= Data extract =
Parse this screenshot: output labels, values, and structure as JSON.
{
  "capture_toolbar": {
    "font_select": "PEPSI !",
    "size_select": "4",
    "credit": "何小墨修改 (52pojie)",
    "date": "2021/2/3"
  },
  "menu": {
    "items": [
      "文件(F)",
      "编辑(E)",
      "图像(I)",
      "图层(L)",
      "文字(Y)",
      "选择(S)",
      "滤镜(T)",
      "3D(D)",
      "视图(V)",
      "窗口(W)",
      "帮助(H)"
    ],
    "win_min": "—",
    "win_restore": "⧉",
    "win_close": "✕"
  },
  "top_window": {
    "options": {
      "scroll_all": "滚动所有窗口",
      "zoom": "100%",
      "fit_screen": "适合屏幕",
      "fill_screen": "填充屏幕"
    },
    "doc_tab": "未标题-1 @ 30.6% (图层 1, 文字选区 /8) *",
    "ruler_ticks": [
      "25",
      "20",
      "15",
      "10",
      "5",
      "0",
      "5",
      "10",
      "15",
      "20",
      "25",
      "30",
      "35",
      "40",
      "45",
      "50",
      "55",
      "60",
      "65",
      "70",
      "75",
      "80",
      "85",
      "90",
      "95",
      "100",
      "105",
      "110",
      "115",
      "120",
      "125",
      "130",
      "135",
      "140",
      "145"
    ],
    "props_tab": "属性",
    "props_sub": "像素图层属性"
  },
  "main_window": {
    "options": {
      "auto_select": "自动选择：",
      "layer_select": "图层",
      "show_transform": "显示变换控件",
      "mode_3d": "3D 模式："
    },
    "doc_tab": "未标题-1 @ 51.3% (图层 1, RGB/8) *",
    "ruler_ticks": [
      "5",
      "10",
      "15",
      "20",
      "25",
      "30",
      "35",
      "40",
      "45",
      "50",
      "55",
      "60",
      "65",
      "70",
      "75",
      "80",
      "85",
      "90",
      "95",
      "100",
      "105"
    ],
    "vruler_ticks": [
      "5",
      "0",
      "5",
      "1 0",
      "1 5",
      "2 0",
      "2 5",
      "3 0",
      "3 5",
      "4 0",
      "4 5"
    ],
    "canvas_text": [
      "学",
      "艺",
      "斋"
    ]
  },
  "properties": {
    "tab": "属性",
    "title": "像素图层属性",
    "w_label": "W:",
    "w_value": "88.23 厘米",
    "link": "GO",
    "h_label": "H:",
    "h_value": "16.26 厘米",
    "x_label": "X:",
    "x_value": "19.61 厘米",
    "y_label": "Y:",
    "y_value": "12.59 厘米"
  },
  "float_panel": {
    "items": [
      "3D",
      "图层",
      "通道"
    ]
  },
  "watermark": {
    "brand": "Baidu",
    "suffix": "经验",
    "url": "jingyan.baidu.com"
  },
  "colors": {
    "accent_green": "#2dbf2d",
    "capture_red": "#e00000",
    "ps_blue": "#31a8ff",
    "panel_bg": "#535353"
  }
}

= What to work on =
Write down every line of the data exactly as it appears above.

= Result of the exercise =
Parse this screenshot: output labels, values, and structure as JSON.
{
  "capture_toolbar": {
    "font_select": "PEPSI !",
    "size_select": "4",
    "credit": "何小墨修改 (52pojie)",
    "date": "2021/2/3"
  },
  "menu": {
    "items": [
      "文件(F)",
      "编辑(E)",
      "图像(I)",
      "图层(L)",
      "文字(Y)",
      "选择(S)",
      "滤镜(T)",
      "3D(D)",
      "视图(V)",
      "窗口(W)",
      "帮助(H)"
    ],
    "win_min": "—",
    "win_restore": "⧉",
    "win_close": "✕"
  },
  "top_window": {
    "options": {
      "scroll_all": "滚动所有窗口",
      "zoom": "100%",
      "fit_screen": "适合屏幕",
      "fill_screen": "填充屏幕"
    },
    "doc_tab": "未标题-1 @ 30.6% (图层 1, 文字选区 /8) *",
    "ruler_ticks": [
      "25",
      "20",
      "15",
      "10",
      "5",
      "0",
      "5",
      "10",
      "15",
      "20",
      "25",
      "30",
      "35",
      "40",
      "45",
      "50",
      "55",
      "60",
      "65",
      "70",
      "75",
      "80",
      "85",
      "90",
      "95",
      "100",
      "105",
      "110",
      "115",
      "120",
      "125",
      "130",
      "135",
      "140",
      "145"
    ],
    "props_tab": "属性",
    "props_sub": "像素图层属性"
  },
  "main_window": {
    "options": {
      "auto_select": "自动选择：",
      "layer_select": "图层",
      "show_transform": "显示变换控件",
      "mode_3d": "3D 模式："
    },
    "doc_tab": "未标题-1 @ 51.3% (图层 1, RGB/8) *",
    "ruler_ticks": [
      "5",
      "10",
      "15",
      "20",
      "25",
      "30",
      "35",
      "40",
      "45",
      "50",
      "55",
      "60",
      "65",
      "70",
      "75",
      "80",
      "85",
      "90",
      "95",
      "100",
      "105"
    ],
    "vruler_ticks": [
      "5",
      "0",
      "5",
      "1 0",
      "1 5",
      "2 0",
      "2 5",
      "3 0",
      "3 5",
      "4 0",
      "4 5"
    ],
    "canvas_text": [
      "学",
      "艺",
      "斋"
    ]
  },
  "properties": {
    "tab": "属性",
    "title": "像素图层属性",
    "w_label": "W:",
    "w_value": "88.23 厘米",
    "link": "GO",
    "h_label": "H:",
    "h_value": "16.26 厘米",
    "x_label": "X:",
    "x_value": "19.61 厘米",
    "y_label": "Y:",
    "y_value": "12.59 厘米"
  },
  "float_panel": {
    "items": [
      "3D",
      "图层",
      "通道"
    ]
  },
  "watermark": {
    "brand": "Baidu",
    "suffix": "经验",
    "url": "jingyan.baidu.com"
  },
  "colors": {
    "accent_green": "#2dbf2d",
    "capture_red": "#e00000",
    "ps_blue": "#31a8ff",
    "panel_bg": "#535353"
  }
}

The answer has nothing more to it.